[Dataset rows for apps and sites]
----------------
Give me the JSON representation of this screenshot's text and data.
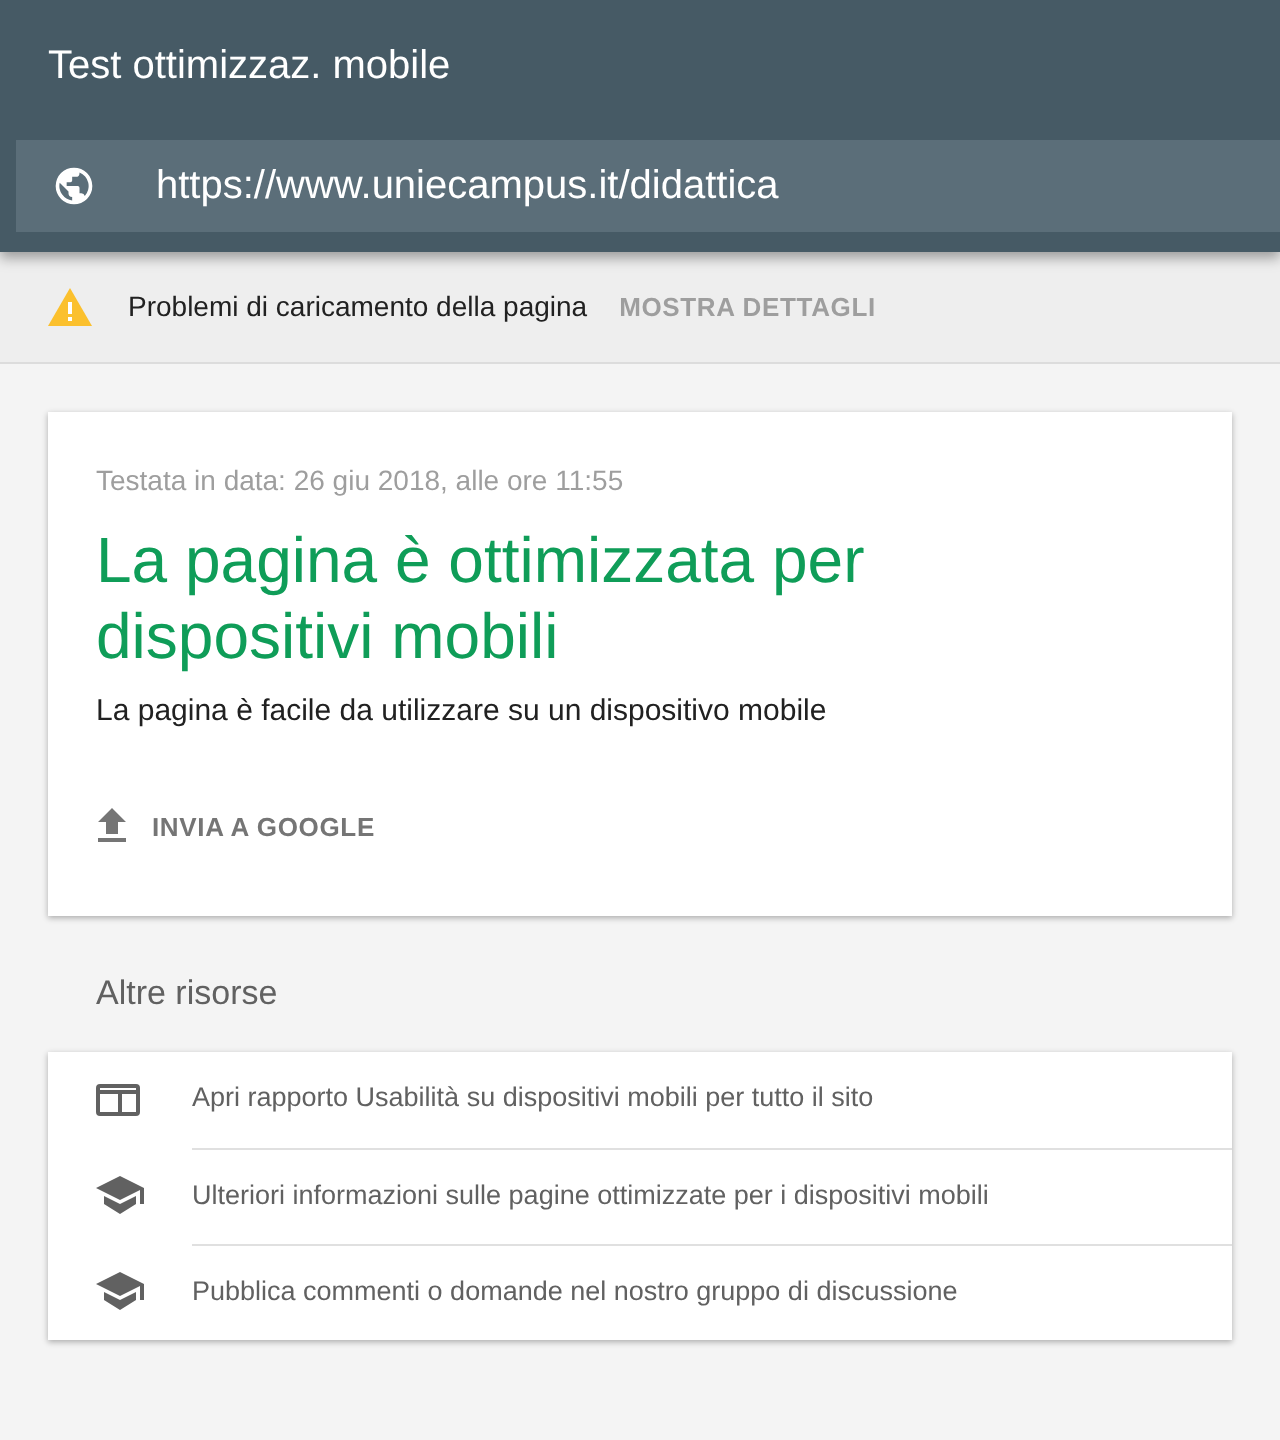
{
  "header": {
    "title": "Test ottimizzaz. mobile",
    "url": "https://www.uniecampus.it/didattica"
  },
  "warning": {
    "text": "Problemi di caricamento della pagina",
    "action": "MOSTRA DETTAGLI"
  },
  "result": {
    "tested": "Testata in data: 26 giu 2018, alle ore 11:55",
    "headline": "La pagina è ottimizzata per dispositivi mobili",
    "description": "La pagina è facile da utilizzare su un dispositivo mobile",
    "action": "INVIA A GOOGLE"
  },
  "resources": {
    "title": "Altre risorse",
    "items": [
      {
        "kind": "report",
        "label": "Apri rapporto Usabilità su dispositivi mobili per tutto il sito"
      },
      {
        "kind": "school",
        "label": "Ulteriori informazioni sulle pagine ottimizzate per i dispositivi mobili"
      },
      {
        "kind": "school",
        "label": "Pubblica commenti o domande nel nostro gruppo di discussione"
      }
    ]
  }
}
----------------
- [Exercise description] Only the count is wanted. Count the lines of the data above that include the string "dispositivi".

- [Answer for the task] 3